* [Directions]
Whenever the string "title" appears in a line of the listing below, that line counts. Say how many lines count, and give nothing else.

==========

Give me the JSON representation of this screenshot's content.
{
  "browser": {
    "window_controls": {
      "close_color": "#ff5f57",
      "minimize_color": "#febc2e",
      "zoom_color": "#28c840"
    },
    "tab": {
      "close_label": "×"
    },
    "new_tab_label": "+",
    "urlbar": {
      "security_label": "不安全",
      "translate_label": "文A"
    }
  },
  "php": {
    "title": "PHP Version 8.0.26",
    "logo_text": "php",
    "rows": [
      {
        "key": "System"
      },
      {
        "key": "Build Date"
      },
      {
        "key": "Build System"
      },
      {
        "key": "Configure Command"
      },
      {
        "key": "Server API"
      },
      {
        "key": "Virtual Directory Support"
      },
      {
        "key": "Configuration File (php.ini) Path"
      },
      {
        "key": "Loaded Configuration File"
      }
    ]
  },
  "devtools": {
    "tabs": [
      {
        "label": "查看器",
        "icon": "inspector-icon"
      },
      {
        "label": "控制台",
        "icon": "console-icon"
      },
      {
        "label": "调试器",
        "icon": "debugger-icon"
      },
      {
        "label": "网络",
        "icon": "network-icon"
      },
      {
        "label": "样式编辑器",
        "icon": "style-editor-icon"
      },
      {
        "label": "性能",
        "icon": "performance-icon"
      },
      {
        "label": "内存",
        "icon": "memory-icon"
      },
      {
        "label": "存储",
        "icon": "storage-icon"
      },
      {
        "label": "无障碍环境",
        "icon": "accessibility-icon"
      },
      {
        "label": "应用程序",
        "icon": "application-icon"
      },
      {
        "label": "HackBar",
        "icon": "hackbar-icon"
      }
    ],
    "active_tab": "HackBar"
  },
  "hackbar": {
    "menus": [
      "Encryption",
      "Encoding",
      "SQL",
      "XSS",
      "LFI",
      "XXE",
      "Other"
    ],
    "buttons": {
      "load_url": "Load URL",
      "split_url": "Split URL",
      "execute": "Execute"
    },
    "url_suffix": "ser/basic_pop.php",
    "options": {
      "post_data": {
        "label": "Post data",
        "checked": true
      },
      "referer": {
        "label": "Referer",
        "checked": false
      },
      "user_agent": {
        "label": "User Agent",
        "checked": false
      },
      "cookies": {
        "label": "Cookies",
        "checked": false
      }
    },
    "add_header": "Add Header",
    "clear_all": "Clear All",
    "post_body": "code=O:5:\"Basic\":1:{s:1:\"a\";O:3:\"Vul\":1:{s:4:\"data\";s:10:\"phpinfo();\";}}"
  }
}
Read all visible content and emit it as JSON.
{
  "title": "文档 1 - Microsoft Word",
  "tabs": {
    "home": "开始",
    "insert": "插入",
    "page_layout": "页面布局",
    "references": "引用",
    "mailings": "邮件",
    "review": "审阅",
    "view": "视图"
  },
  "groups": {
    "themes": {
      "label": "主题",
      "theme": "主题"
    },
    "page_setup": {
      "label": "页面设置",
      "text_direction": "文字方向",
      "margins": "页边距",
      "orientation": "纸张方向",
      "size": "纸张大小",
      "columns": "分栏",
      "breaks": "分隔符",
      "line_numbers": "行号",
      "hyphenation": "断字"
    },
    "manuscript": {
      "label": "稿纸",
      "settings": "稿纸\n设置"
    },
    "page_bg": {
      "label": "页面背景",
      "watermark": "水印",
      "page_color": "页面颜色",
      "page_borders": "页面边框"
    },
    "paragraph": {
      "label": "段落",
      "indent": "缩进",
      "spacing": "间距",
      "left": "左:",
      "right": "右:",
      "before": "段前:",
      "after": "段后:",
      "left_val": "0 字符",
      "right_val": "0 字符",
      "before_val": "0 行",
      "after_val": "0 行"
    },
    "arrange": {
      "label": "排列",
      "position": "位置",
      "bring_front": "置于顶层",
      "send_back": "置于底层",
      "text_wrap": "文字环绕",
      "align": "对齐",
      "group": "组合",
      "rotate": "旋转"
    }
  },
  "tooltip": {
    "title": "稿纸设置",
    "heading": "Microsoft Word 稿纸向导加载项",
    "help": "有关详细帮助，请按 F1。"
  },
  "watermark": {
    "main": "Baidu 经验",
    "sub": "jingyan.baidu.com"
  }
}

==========

* [Your response]
3